- Follow your provider's instructions about not smoking before and after the procedure. Smokers may have more breathing problems during the procedure and heal more slowly. It is best to quit 6 to 8 weeks before surgery.
- Some medicines (like aspirin) may increase your risk of bleeding during or after the procedure. Ask your healthcare provider if you need to avoid taking any medicine or supplements before the procedure.
- You may or may not need to take your regular medicines the day of the procedure, depending on what they are and when you need to take them. Tell your healthcare provider about all medicines and supplements that you take.
- Your healthcare provider will tell you when to stop eating and drinking before the procedure. This helps to keep you from vomiting during the procedure.
- Follow any instructions your healthcare provider may give you.
What happens during the procedure?
You will be given a local or general anesthetic to keep you from feeling pain during the procedure. Local anesthesia numbs part of the body while you stay awake. You may also be given medicine to help you relax. General anesthesia relaxes your muscles and you will be asleep.
If the cyst is infected, your healthcare provider may make a cut in the skin, remove any hair, and drain any pus that has formed. Your provider may try to remove the whole cyst or may just leave the cyst open to allow it to drain completely. If there is no infection, the provider may remove the whole cyst and close the cut in the skin with stitches.

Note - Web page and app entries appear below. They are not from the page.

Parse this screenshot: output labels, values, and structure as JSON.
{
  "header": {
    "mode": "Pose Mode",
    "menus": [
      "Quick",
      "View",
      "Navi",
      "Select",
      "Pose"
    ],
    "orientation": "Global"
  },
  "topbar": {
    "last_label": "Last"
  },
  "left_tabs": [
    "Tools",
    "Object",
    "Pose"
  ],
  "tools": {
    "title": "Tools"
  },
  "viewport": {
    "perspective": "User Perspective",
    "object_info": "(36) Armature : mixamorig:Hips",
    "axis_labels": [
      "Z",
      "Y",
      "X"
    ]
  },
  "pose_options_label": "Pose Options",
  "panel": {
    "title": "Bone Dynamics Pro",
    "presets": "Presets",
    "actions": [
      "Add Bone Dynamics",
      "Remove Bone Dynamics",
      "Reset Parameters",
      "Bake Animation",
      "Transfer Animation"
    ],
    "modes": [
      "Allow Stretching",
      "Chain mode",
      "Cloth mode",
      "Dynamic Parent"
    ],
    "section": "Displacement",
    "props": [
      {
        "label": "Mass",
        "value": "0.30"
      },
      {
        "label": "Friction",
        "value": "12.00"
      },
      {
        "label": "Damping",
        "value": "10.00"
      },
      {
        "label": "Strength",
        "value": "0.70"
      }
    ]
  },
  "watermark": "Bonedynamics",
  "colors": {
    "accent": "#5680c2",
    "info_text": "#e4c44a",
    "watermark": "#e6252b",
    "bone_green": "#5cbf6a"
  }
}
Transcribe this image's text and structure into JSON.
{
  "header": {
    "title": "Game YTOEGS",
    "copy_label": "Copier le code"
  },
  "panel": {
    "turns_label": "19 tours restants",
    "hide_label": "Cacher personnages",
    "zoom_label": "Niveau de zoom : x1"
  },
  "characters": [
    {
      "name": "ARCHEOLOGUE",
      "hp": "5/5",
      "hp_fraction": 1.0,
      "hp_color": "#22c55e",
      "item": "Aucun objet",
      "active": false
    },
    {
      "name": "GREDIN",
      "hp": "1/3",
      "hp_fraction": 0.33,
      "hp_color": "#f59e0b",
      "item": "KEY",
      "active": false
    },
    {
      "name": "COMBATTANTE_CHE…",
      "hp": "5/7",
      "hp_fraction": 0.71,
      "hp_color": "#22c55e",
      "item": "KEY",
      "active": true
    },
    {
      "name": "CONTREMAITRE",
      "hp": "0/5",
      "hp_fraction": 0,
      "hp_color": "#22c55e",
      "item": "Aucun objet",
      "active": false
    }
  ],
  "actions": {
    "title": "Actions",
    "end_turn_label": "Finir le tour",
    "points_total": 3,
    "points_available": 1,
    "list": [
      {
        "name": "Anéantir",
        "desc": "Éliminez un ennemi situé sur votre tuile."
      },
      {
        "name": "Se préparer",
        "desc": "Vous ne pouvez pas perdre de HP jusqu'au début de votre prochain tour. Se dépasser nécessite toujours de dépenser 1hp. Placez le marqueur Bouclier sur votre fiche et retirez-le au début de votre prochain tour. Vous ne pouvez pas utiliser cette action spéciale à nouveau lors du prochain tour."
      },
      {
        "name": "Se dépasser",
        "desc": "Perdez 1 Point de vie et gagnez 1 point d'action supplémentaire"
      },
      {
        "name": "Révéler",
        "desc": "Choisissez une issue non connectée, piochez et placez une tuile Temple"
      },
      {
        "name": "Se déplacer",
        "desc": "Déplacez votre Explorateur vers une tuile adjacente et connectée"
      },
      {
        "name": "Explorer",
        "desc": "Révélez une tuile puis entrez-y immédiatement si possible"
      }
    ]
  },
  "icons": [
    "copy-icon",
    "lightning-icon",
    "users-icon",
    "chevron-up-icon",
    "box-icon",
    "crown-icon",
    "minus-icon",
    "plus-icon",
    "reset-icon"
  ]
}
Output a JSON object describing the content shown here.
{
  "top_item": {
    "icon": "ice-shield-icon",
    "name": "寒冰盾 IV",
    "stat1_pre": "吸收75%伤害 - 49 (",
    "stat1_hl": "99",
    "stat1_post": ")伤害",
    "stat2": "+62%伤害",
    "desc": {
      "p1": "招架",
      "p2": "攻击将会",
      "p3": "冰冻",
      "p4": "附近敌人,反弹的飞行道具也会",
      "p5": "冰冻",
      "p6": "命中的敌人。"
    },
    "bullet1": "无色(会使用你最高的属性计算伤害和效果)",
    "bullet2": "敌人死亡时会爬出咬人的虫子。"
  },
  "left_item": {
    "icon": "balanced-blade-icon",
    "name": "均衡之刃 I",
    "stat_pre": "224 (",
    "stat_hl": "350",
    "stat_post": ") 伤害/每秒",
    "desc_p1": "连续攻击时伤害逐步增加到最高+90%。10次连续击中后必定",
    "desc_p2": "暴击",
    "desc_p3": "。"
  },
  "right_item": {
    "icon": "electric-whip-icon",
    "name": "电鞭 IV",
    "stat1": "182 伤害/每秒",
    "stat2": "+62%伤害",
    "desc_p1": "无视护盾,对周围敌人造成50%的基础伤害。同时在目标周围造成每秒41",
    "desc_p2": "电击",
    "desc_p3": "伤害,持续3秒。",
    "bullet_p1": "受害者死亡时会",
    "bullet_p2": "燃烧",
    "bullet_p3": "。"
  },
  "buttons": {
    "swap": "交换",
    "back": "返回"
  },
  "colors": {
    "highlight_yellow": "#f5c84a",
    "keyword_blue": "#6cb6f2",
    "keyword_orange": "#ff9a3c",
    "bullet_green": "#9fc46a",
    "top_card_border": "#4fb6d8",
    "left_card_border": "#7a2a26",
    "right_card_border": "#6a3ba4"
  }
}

What happens after the procedure?
You may go home that day or stay in the hospital for 1 to 2 days, depending on the procedure and your condition. Keep the area as clean as possible. It may take as long as 6 months or more for the area to fill in completely with scar tissue if it was left open. If it was closed with stitches, the stitches may stay in as long as 2 to 3 weeks.
The wound will need 1 to 2 months to heal. In some cases it may take up to 6 months to heal.
Follow your healthcare provider's instructions. Ask your provider:
- How long it will take to recover
- What activities you should avoid and when you can return to your normal activities
- How to take care of yourself at home
- What symptoms or problems you should watch for and what to do if you have them
Make sure you know when you should come back for a checkup.
What are the risks of this procedure?
Your healthcare provider will explain the procedure and any risks. Some possible risks include:
- Anesthesia has some risks. Discuss these risks with your healthcare provider.
- The cyst may come back.
- The cyst could get infected again if it was not removed.
- You may need more surgery to try to control the problem.
- You may have an infection or bleeding.
There is risk with every treatment or procedure. Ask your healthcare provider how these risks apply to you. Be sure to discuss any other questions or concerns that you may have.
Developed by RelayHealth.
Published by RelayHealth.
Copyright ©2014 McKesson Corporation and/or one of its subsidiaries. All rights reserved.